Malawi has suffered a drop on the Open Budget Index (OBI) which focuses on providing information about how the country raises and spends public money, an Open Budget Survey (OBS) has revealed.
According to the survey that is conducted by International Budget Partnership (IBP) and in the country done by Malawi Economic Justice Network (MEJN), Malawi has reduced the amount of budget information it makes available to the general public, undermining the ability of citizens to hold the government to account for managing public funds.
The findings were revealed during a dialogue meeting on 2017 Open Budget Survey (OBS) for the country organised by MEJN in collaboration with UNICEF in Malawi’s capital, Lilongwe.
Presenting the findings, Executive Director of MEJN Dalitso Kubalasa said that the country has in the decade reduced disseminating budget information as it has been revealed by a major independent global report that also evaluated 115 countries across six continents in 2017.
Kubalasa said the survey which uses three elements namely Transparency, Public Participation and Budget Oversight has seen the country scoring 26 percent in contrast to the 65 percent that was scored in 2015.

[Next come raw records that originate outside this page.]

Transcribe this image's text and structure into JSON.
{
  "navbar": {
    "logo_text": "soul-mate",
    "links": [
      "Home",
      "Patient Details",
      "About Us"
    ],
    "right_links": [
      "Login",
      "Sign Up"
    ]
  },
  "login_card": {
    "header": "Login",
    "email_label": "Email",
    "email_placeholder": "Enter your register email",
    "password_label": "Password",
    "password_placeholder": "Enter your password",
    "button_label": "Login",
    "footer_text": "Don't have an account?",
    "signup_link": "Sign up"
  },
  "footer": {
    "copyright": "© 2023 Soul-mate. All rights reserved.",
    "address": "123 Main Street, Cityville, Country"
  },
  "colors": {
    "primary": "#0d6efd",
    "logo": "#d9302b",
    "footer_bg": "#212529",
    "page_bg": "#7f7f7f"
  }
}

“On the elements, the country has on Transparency scored 26 percent, on Public Participation Malawi has scored 15 percent and on Budget Oversight it has scored 55 which is not all that good since we can do better ,” Kubalasa said.
According to Kubalasa, the survey relies on publishing budget information online that can make every Malawian who needs such information to access it.
“Malawi’s score of 26 on the 2017 Open Budget Index is substantially lower than its score of 65 in 2015. It is even lower than its score of 28 in 2008. Malawi’s score is in part affected by the change in definition of ‘publicly available’ , which from OBS 2017 only recognises those documents that are published online on the relevant Government body’s official website as available to the public .
“Online availability is now considered a basic standard for the publication of Government Information, ” said Kubalasa.
He disclosed that Malawi no longer receives credit for the Enacted Budget and Year-End-Report, which are published only in hard copy.
Further, several supporting documents in Malawi’s Executive’s Budget Proposal were published in hard copy only and thus were not counted toward Malawi’s score in the 2017 OBS.
“Since 2015, Malawi has also decreased the availability of budget information by failing to publish In-year Reports online in a timely manner.
“Moreover, Malawi has failed to make progress by not producing an Audit Report on time and not producing a Citizens Budget.
“This, in terms of the score, is a disappointing result, but I know that the Government of Malawi which has been on the right path, can easily get back to winning ways fast by maintaining its commitment to budget transparency , participation and oversight as a true means to the citizen transformation through development results ,” Kubalasa said.
Among other recommendations on transparency, the survey has said that the country should be publishing a Pre-Budget Statement, an Enacted Budget and a Year-End Report online.
On how the country can improve participation among others, the survey has said that the country must hold legislative hearings on the formulation of the annual budget, during which members of the public or civil society organisations can testify.
On improving oversight among others, the survey has said that the country must consider setting an independent fiscal institution so that it will be rated high by OBS in 2019.
In SADC region , South Africa has topped the index by scoring 89 percent while Lesotho is the lowest with a score of zero.
Open Budget Survey was launched in 2006 and is the world only independent, comparative assessment of the three pillars of public budget accountability : transparency , oversight and public participation.